“This is comfortable,” my companion said, buckling her seatbelt. “What is it?”
Diane’s interest in cars hovers somewhere between zero and meh. She’s mainly interested in whether a) she can manipulate the climate control system to satisfy her specific needs and b) the car will tempt me to misbehave.
So her enthusiasm for the 2015 Volkswagen Tiguan crossover was duly noted.
A compact crossover based on VW’s Golf platform, the Tiguan is the most European of the affordable compact crossovers. Its ride reflects the maturity of the Golf platform and the sophistication of VW suspension engineering. Cabin design is clean, understated and functional.
A turbocharged, 200-horsepower four-cylinder engine provides lively acceleration. The ride-and-handling package tilts toward comfort, though a sporty R-Line trim adds a sport suspension and 19-inch wheels.

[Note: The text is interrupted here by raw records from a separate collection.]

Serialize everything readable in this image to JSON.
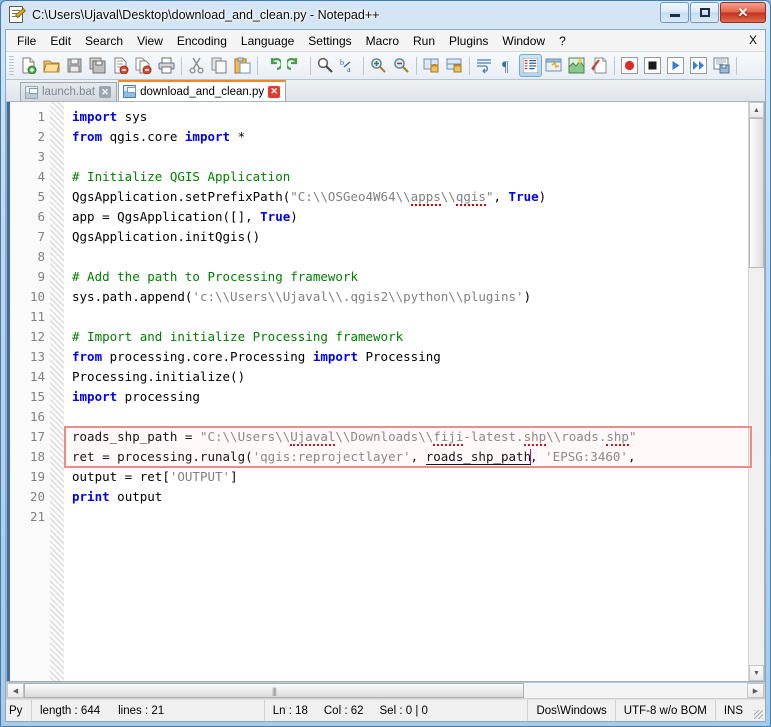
{
  "window": {
    "title": "C:\\Users\\Ujaval\\Desktop\\download_and_clean.py - Notepad++",
    "app_icon": "notepad-plus-plus-icon",
    "minimize_label": "",
    "maximize_label": "",
    "close_label": "✕"
  },
  "menubar": {
    "items": [
      {
        "label": "File"
      },
      {
        "label": "Edit"
      },
      {
        "label": "Search"
      },
      {
        "label": "View"
      },
      {
        "label": "Encoding"
      },
      {
        "label": "Language"
      },
      {
        "label": "Settings"
      },
      {
        "label": "Macro"
      },
      {
        "label": "Run"
      },
      {
        "label": "Plugins"
      },
      {
        "label": "Window"
      },
      {
        "label": "?"
      }
    ],
    "close_document": "X"
  },
  "toolbar": {
    "buttons": [
      {
        "name": "new-file-icon",
        "tooltip": "New"
      },
      {
        "name": "open-file-icon",
        "tooltip": "Open"
      },
      {
        "name": "save-icon",
        "tooltip": "Save"
      },
      {
        "name": "save-all-icon",
        "tooltip": "Save All"
      },
      {
        "name": "close-file-icon",
        "tooltip": "Close"
      },
      {
        "name": "close-all-icon",
        "tooltip": "Close All"
      },
      {
        "name": "print-icon",
        "tooltip": "Print"
      },
      {
        "name": "cut-icon",
        "tooltip": "Cut"
      },
      {
        "name": "copy-icon",
        "tooltip": "Copy"
      },
      {
        "name": "paste-icon",
        "tooltip": "Paste"
      },
      {
        "name": "undo-icon",
        "tooltip": "Undo"
      },
      {
        "name": "redo-icon",
        "tooltip": "Redo"
      },
      {
        "name": "find-icon",
        "tooltip": "Find"
      },
      {
        "name": "replace-icon",
        "tooltip": "Replace"
      },
      {
        "name": "zoom-in-icon",
        "tooltip": "Zoom In"
      },
      {
        "name": "zoom-out-icon",
        "tooltip": "Zoom Out"
      },
      {
        "name": "sync-vertical-scroll-icon",
        "tooltip": "Synchronize Vertical Scrolling"
      },
      {
        "name": "sync-horizontal-scroll-icon",
        "tooltip": "Synchronize Horizontal Scrolling"
      },
      {
        "name": "word-wrap-icon",
        "tooltip": "Word Wrap"
      },
      {
        "name": "show-all-characters-icon",
        "tooltip": "Show All Characters"
      },
      {
        "name": "show-indent-guide-icon",
        "tooltip": "Show Indent Guide"
      },
      {
        "name": "user-defined-dialog-icon",
        "tooltip": "User Defined Dialogue"
      },
      {
        "name": "document-map-icon",
        "tooltip": "Document Map"
      },
      {
        "name": "function-list-icon",
        "tooltip": "Function List"
      },
      {
        "name": "record-macro-icon",
        "tooltip": "Start Recording"
      },
      {
        "name": "stop-macro-icon",
        "tooltip": "Stop Recording"
      },
      {
        "name": "play-macro-icon",
        "tooltip": "Playback"
      },
      {
        "name": "run-macro-multiple-icon",
        "tooltip": "Run a Macro Multiple Times"
      },
      {
        "name": "save-macro-icon",
        "tooltip": "Save Current Recorded Macro"
      }
    ]
  },
  "tabs": [
    {
      "label": "launch.bat",
      "active": false,
      "icon": "saved-file-icon",
      "close": "✕"
    },
    {
      "label": "download_and_clean.py",
      "active": true,
      "icon": "saved-file-icon",
      "close": "✕"
    }
  ],
  "editor": {
    "line_numbers": [
      "1",
      "2",
      "3",
      "4",
      "5",
      "6",
      "7",
      "8",
      "9",
      "10",
      "11",
      "12",
      "13",
      "14",
      "15",
      "16",
      "17",
      "18",
      "19",
      "20",
      "21"
    ],
    "lines": [
      {
        "n": 1,
        "tokens": [
          {
            "t": "import",
            "c": "kw"
          },
          {
            "t": " sys",
            "c": "plain"
          }
        ]
      },
      {
        "n": 2,
        "tokens": [
          {
            "t": "from",
            "c": "kw"
          },
          {
            "t": " qgis.core ",
            "c": "plain"
          },
          {
            "t": "import",
            "c": "kw"
          },
          {
            "t": " ",
            "c": "plain"
          },
          {
            "t": "*",
            "c": "op"
          }
        ]
      },
      {
        "n": 3,
        "tokens": []
      },
      {
        "n": 4,
        "tokens": [
          {
            "t": "# Initialize QGIS Application",
            "c": "com"
          }
        ]
      },
      {
        "n": 5,
        "tokens": [
          {
            "t": "QgsApplication.setPrefixPath",
            "c": "plain"
          },
          {
            "t": "(",
            "c": "op"
          },
          {
            "t": "\"C:\\\\OSGeo4W64\\\\",
            "c": "str"
          },
          {
            "t": "apps",
            "c": "str misspell"
          },
          {
            "t": "\\\\",
            "c": "str"
          },
          {
            "t": "qgis",
            "c": "str misspell"
          },
          {
            "t": "\"",
            "c": "str"
          },
          {
            "t": ", ",
            "c": "op"
          },
          {
            "t": "True",
            "c": "kw"
          },
          {
            "t": ")",
            "c": "op"
          }
        ]
      },
      {
        "n": 6,
        "tokens": [
          {
            "t": "app = QgsApplication",
            "c": "plain"
          },
          {
            "t": "([], ",
            "c": "op"
          },
          {
            "t": "True",
            "c": "kw"
          },
          {
            "t": ")",
            "c": "op"
          }
        ]
      },
      {
        "n": 7,
        "tokens": [
          {
            "t": "QgsApplication.initQgis",
            "c": "plain"
          },
          {
            "t": "()",
            "c": "op"
          }
        ]
      },
      {
        "n": 8,
        "tokens": []
      },
      {
        "n": 9,
        "tokens": [
          {
            "t": "# Add the path to Processing framework",
            "c": "com"
          }
        ]
      },
      {
        "n": 10,
        "tokens": [
          {
            "t": "sys.path.append",
            "c": "plain"
          },
          {
            "t": "(",
            "c": "op"
          },
          {
            "t": "'c:\\\\Users\\\\Ujaval\\\\.qgis2\\\\python\\\\plugins'",
            "c": "str"
          },
          {
            "t": ")",
            "c": "op"
          }
        ]
      },
      {
        "n": 11,
        "tokens": []
      },
      {
        "n": 12,
        "tokens": [
          {
            "t": "# Import and initialize Processing framework",
            "c": "com"
          }
        ]
      },
      {
        "n": 13,
        "tokens": [
          {
            "t": "from",
            "c": "kw"
          },
          {
            "t": " processing.core.Processing ",
            "c": "plain"
          },
          {
            "t": "import",
            "c": "kw"
          },
          {
            "t": " Processing",
            "c": "plain"
          }
        ]
      },
      {
        "n": 14,
        "tokens": [
          {
            "t": "Processing.initialize",
            "c": "plain"
          },
          {
            "t": "()",
            "c": "op"
          }
        ]
      },
      {
        "n": 15,
        "tokens": [
          {
            "t": "import",
            "c": "kw"
          },
          {
            "t": " processing",
            "c": "plain"
          }
        ]
      },
      {
        "n": 16,
        "tokens": []
      },
      {
        "n": 17,
        "tokens": [
          {
            "t": "roads_shp_path = ",
            "c": "plain"
          },
          {
            "t": "\"C:\\\\Users\\\\",
            "c": "str"
          },
          {
            "t": "Ujaval",
            "c": "str misspell"
          },
          {
            "t": "\\\\Downloads\\\\",
            "c": "str"
          },
          {
            "t": "fiji",
            "c": "str misspell"
          },
          {
            "t": "-latest.",
            "c": "str"
          },
          {
            "t": "shp",
            "c": "str misspell"
          },
          {
            "t": "\\\\roads.",
            "c": "str"
          },
          {
            "t": "shp",
            "c": "str misspell"
          },
          {
            "t": "\"",
            "c": "str"
          }
        ]
      },
      {
        "n": 18,
        "tokens": [
          {
            "t": "ret = processing.runalg",
            "c": "plain"
          },
          {
            "t": "(",
            "c": "op"
          },
          {
            "t": "'qgis:reprojectlayer'",
            "c": "str"
          },
          {
            "t": ", ",
            "c": "op"
          },
          {
            "t": "roads_shp_path",
            "c": "plain occur"
          },
          {
            "t": "CARET",
            "c": "caret"
          },
          {
            "t": ", ",
            "c": "op"
          },
          {
            "t": "'EPSG:3460'",
            "c": "str"
          },
          {
            "t": ",",
            "c": "op"
          }
        ]
      },
      {
        "n": 19,
        "tokens": [
          {
            "t": "output = ret",
            "c": "plain"
          },
          {
            "t": "[",
            "c": "op"
          },
          {
            "t": "'OUTPUT'",
            "c": "str"
          },
          {
            "t": "]",
            "c": "op"
          }
        ]
      },
      {
        "n": 20,
        "tokens": [
          {
            "t": "print",
            "c": "kw"
          },
          {
            "t": " output",
            "c": "plain"
          }
        ]
      },
      {
        "n": 21,
        "tokens": []
      }
    ],
    "highlight_box": {
      "from_line": 17,
      "to_line": 18,
      "color": "#e88d87"
    },
    "colors": {
      "keyword": "#0000ff",
      "comment": "#008000",
      "string": "#808080",
      "plain": "#000000",
      "misspell_underline": "#d00000",
      "caret": "#8000c0"
    },
    "scrollbars": {
      "vertical_up": "▲",
      "vertical_down": "▼",
      "horizontal_left": "◀",
      "horizontal_right": "▶",
      "h_thumb_grip": "|||"
    }
  },
  "statusbar": {
    "language": "Py",
    "length_label": "length : 644",
    "lines_label": "lines : 21",
    "ln_label": "Ln : 18",
    "col_label": "Col : 62",
    "sel_label": "Sel : 0 | 0",
    "eol": "Dos\\Windows",
    "encoding": "UTF-8 w/o BOM",
    "insert_mode": "INS"
  }
}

Materials quality is first-rate. Dash panels align with precision. Seating is firm and supportive.
Bottom line, the Tiguan feels sufficiently different from the rest of the pack that it got Diane’s attention.
Tiguan doesn’t fall under the near-luxury rubric. In the base S trim, cloth seats are standard and driver-seat power controls are optional.
But even the base S trim is well-equipped — heated mirrors, trailer prep package, Bluetooth connectivity, et al. For 2015, the standard-features list grows to include a rearview camera, a 5-inch touchscreen, Volkswagen's Car-Net connected services and an iPod cable.
Underway, the Tiguan has the substantial feel of a German-built machine. Its responses are sharp, if not as immediate as those of one of its Audi cousins. Its all-independent suspension — front struts, multilink rear — is mounted in an aluminum subframe and deftly absorbs the impact of potholes and railroad crossings.
Coming from the Golf/Jetta side of the VW clan, Tiguan shares their reputation for reliability. Snow-country owners also praise its all-wheel-drive technology. The Tiguan’s available electrohydraulic AWD system includes a Haldex center differential that continuously apportions power to the front and rear axles.
Under normal conditions, 90 percent of the power goes to the front wheels. But when the potential for slippage arises — during acceleration, for instance — the Haldex can direct nearly 100 percent of drive torque to the rears.
In many ways, Tiguan is the class act in a segment that grows more crowded and more competitive every year. Its old-world charms exact a price, though. Its $27,000 sticker is well above its prime competitors’, all of which are larger and more spacious than the Tiguan. Fuel efficiency trails the pack and premium fuel is required.
The Tiguan’s 5-inch touchscreen display seems displaced from another era; it’s small and its graphics capabilities are limited. VW’s Media Device Interface is easily mastered and other controls work intuitively. Levers and switches exude a feel of quality and substance.
This could be a great time to buy. VW will realign pricing and trim-level strategies on 2016 Tiguans and in 2017 and all-new Tiguan will arrive. Based on VW’s new modular platform strategy, it’s expected to be larger, lighter and price competitive. A long-wheelbase model will target U.S. buyers.
I expect Diane will be all over it.
Contact Don at firstname.lastname@example.org.
2015 Volkswagen Tiguan SE w Appearance package
Vehicle base price: $25,505
Trim level base price: $31,260
As tested: $32,125
Options: The SE trim with Appearance package is thoroughly equipped; our tester came without additional options.
Towing capacity: 2,000 lb
EPA rating: 23 combined/21 city/23 highway
Premium unleaded fuel specified